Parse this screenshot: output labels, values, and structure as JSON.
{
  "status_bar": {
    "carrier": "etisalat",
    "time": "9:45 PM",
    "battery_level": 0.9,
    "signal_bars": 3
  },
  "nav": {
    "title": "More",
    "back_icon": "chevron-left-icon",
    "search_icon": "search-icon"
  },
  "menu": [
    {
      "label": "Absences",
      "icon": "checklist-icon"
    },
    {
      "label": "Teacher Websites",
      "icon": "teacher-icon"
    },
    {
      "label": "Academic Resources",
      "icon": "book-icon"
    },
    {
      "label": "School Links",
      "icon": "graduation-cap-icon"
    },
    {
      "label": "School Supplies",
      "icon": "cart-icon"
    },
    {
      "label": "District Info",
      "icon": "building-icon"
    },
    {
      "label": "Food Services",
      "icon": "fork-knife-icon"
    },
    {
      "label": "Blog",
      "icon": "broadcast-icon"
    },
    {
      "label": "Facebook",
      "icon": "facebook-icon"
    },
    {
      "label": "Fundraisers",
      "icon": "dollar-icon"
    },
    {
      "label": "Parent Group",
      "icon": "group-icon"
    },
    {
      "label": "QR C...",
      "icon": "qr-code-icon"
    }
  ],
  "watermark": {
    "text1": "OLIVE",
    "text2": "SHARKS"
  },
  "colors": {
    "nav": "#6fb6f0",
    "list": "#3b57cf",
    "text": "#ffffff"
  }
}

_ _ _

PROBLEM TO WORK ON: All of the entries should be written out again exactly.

REPLY:
Parse this screenshot: output labels, values, and structure as JSON.
{
  "status_bar": {
    "carrier": "etisalat",
    "time": "9:45 PM",
    "battery_level": 0.9,
    "signal_bars": 3
  },
  "nav": {
    "title": "More",
    "back_icon": "chevron-left-icon",
    "search_icon": "search-icon"
  },
  "menu": [
    {
      "label": "Absences",
      "icon": "checklist-icon"
    },
    {
      "label": "Teacher Websites",
      "icon": "teacher-icon"
    },
    {
      "label": "Academic Resources",
      "icon": "book-icon"
    },
    {
      "label": "School Links",
      "icon": "graduation-cap-icon"
    },
    {
      "label": "School Supplies",
      "icon": "cart-icon"
    },
    {
      "label": "District Info",
      "icon": "building-icon"
    },
    {
      "label": "Food Services",
      "icon": "fork-knife-icon"
    },
    {
      "label": "Blog",
      "icon": "broadcast-icon"
    },
    {
      "label": "Facebook",
      "icon": "facebook-icon"
    },
    {
      "label": "Fundraisers",
      "icon": "dollar-icon"
    },
    {
      "label": "Parent Group",
      "icon": "group-icon"
    },
    {
      "label": "QR C...",
      "icon": "qr-code-icon"
    }
  ],
  "watermark": {
    "text1": "OLIVE",
    "text2": "SHARKS"
  },
  "colors": {
    "nav": "#6fb6f0",
    "list": "#3b57cf",
    "text": "#ffffff"
  }
}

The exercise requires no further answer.